Aim of the exercise: Within the records below, find each line with the word "name" and copy it out.

Provided records:
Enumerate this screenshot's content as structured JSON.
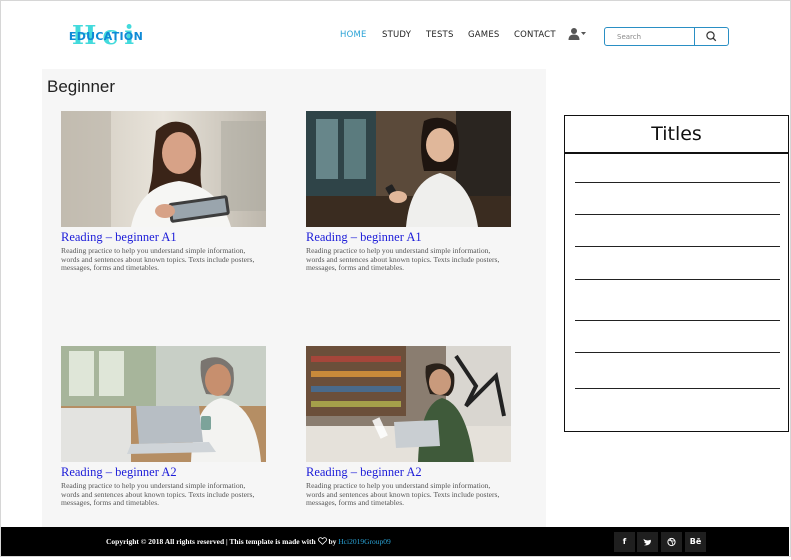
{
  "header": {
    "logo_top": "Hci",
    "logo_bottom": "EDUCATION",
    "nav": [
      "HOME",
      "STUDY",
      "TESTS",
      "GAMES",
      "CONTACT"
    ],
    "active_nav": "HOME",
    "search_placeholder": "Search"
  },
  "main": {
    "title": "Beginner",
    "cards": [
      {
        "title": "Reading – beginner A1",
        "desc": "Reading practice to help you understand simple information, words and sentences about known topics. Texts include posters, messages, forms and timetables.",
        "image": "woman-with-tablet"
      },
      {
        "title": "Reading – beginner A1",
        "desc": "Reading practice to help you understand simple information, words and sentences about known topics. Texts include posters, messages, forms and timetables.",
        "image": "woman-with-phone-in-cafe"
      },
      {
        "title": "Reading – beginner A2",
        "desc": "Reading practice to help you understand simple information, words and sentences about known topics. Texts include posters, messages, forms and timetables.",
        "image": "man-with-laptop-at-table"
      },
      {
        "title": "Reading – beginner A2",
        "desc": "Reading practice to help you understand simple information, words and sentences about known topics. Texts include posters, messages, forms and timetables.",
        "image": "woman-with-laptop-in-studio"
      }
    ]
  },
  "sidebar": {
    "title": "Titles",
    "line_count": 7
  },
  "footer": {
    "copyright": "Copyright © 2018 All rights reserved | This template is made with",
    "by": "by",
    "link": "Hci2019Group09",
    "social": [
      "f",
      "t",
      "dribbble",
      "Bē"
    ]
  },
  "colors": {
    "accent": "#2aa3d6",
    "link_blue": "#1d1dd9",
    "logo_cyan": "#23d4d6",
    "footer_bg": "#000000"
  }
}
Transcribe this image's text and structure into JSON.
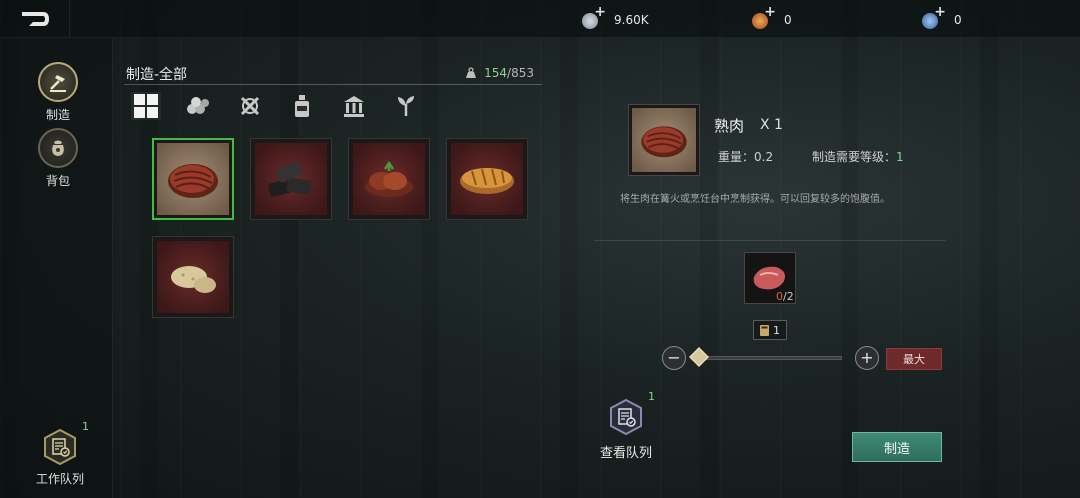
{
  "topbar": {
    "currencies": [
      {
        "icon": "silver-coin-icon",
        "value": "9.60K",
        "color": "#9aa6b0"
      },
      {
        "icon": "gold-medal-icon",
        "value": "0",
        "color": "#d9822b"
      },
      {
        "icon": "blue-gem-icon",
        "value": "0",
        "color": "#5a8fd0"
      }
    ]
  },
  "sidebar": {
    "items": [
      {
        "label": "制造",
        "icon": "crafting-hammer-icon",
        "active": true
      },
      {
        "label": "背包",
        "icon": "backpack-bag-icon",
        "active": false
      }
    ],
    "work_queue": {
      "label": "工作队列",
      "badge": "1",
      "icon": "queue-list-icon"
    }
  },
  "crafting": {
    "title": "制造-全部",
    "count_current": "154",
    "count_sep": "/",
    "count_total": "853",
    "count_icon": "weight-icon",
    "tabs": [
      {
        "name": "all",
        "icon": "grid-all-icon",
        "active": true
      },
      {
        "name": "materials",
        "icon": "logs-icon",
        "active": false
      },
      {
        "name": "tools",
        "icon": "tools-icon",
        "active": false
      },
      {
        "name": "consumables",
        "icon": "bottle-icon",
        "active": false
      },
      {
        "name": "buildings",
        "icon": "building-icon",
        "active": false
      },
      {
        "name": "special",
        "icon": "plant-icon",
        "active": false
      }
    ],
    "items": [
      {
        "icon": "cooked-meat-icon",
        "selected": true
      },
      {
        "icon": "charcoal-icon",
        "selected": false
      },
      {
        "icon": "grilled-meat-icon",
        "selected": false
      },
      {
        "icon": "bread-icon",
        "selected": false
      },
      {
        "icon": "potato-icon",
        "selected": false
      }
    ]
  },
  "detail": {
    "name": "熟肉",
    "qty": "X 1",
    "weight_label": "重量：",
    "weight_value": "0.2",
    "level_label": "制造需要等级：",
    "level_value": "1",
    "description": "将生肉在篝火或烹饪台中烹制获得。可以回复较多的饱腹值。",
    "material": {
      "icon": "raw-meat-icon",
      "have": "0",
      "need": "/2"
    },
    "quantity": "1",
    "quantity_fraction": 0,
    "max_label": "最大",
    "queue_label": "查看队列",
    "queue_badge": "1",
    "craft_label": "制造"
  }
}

Response for this exercise:
        "name": "all",
        "name": "materials",
        "name": "tools",
        "name": "consumables",
        "name": "buildings",
        "name": "special",
    "name": "熟肉",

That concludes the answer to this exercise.